BEGIN Supplied material

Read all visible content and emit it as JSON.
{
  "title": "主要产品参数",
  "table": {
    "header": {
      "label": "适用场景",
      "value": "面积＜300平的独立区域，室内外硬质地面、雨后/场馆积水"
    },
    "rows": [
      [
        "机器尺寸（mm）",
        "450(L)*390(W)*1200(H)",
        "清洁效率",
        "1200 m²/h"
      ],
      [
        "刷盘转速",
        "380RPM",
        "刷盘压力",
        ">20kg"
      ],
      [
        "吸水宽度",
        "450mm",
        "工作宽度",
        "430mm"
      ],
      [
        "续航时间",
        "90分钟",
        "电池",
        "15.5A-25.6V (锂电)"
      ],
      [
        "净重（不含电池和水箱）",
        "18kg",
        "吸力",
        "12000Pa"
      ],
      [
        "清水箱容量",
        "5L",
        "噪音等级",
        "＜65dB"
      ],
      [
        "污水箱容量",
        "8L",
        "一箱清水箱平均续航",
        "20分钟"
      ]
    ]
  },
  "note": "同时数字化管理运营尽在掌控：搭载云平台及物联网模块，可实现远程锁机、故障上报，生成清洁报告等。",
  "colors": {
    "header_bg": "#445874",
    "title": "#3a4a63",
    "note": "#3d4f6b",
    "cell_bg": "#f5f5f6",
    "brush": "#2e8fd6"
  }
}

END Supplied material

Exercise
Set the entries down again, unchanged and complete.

Solution to this exercise
Read all visible content and emit it as JSON.
{
  "title": "主要产品参数",
  "table": {
    "header": {
      "label": "适用场景",
      "value": "面积＜300平的独立区域，室内外硬质地面、雨后/场馆积水"
    },
    "rows": [
      [
        "机器尺寸（mm）",
        "450(L)*390(W)*1200(H)",
        "清洁效率",
        "1200 m²/h"
      ],
      [
        "刷盘转速",
        "380RPM",
        "刷盘压力",
        ">20kg"
      ],
      [
        "吸水宽度",
        "450mm",
        "工作宽度",
        "430mm"
      ],
      [
        "续航时间",
        "90分钟",
        "电池",
        "15.5A-25.6V (锂电)"
      ],
      [
        "净重（不含电池和水箱）",
        "18kg",
        "吸力",
        "12000Pa"
      ],
      [
        "清水箱容量",
        "5L",
        "噪音等级",
        "＜65dB"
      ],
      [
        "污水箱容量",
        "8L",
        "一箱清水箱平均续航",
        "20分钟"
      ]
    ]
  },
  "note": "同时数字化管理运营尽在掌控：搭载云平台及物联网模块，可实现远程锁机、故障上报，生成清洁报告等。",
  "colors": {
    "header_bg": "#445874",
    "title": "#3a4a63",
    "note": "#3d4f6b",
    "cell_bg": "#f5f5f6",
    "brush": "#2e8fd6"
  }
}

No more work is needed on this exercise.